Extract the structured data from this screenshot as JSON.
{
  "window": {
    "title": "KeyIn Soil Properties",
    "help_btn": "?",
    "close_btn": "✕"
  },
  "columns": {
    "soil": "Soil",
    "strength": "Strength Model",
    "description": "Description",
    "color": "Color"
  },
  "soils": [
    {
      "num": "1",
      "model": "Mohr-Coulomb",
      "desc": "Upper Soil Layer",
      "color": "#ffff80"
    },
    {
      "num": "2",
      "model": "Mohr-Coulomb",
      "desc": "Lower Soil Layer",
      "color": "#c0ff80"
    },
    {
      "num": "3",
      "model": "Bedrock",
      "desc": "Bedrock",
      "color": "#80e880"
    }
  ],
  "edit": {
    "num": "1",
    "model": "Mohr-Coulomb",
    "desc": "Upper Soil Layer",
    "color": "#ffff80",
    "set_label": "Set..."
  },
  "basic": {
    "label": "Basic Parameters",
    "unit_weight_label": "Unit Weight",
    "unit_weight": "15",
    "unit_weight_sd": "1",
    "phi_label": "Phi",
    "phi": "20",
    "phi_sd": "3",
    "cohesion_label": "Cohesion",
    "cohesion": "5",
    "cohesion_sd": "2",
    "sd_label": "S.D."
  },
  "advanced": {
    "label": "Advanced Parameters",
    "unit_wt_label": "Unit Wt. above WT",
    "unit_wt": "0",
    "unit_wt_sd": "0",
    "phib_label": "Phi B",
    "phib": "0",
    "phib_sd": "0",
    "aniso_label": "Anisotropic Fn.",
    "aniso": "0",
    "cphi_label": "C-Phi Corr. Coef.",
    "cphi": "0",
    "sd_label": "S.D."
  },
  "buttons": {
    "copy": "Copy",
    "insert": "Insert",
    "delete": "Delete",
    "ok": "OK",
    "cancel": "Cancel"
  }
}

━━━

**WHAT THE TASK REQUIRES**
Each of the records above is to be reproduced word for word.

**WRITTEN SOLUTION**
Extract the structured data from this screenshot as JSON.
{
  "window": {
    "title": "KeyIn Soil Properties",
    "help_btn": "?",
    "close_btn": "✕"
  },
  "columns": {
    "soil": "Soil",
    "strength": "Strength Model",
    "description": "Description",
    "color": "Color"
  },
  "soils": [
    {
      "num": "1",
      "model": "Mohr-Coulomb",
      "desc": "Upper Soil Layer",
      "color": "#ffff80"
    },
    {
      "num": "2",
      "model": "Mohr-Coulomb",
      "desc": "Lower Soil Layer",
      "color": "#c0ff80"
    },
    {
      "num": "3",
      "model": "Bedrock",
      "desc": "Bedrock",
      "color": "#80e880"
    }
  ],
  "edit": {
    "num": "1",
    "model": "Mohr-Coulomb",
    "desc": "Upper Soil Layer",
    "color": "#ffff80",
    "set_label": "Set..."
  },
  "basic": {
    "label": "Basic Parameters",
    "unit_weight_label": "Unit Weight",
    "unit_weight": "15",
    "unit_weight_sd": "1",
    "phi_label": "Phi",
    "phi": "20",
    "phi_sd": "3",
    "cohesion_label": "Cohesion",
    "cohesion": "5",
    "cohesion_sd": "2",
    "sd_label": "S.D."
  },
  "advanced": {
    "label": "Advanced Parameters",
    "unit_wt_label": "Unit Wt. above WT",
    "unit_wt": "0",
    "unit_wt_sd": "0",
    "phib_label": "Phi B",
    "phib": "0",
    "phib_sd": "0",
    "aniso_label": "Anisotropic Fn.",
    "aniso": "0",
    "cphi_label": "C-Phi Corr. Coef.",
    "cphi": "0",
    "sd_label": "S.D."
  },
  "buttons": {
    "copy": "Copy",
    "insert": "Insert",
    "delete": "Delete",
    "ok": "OK",
    "cancel": "Cancel"
  }
}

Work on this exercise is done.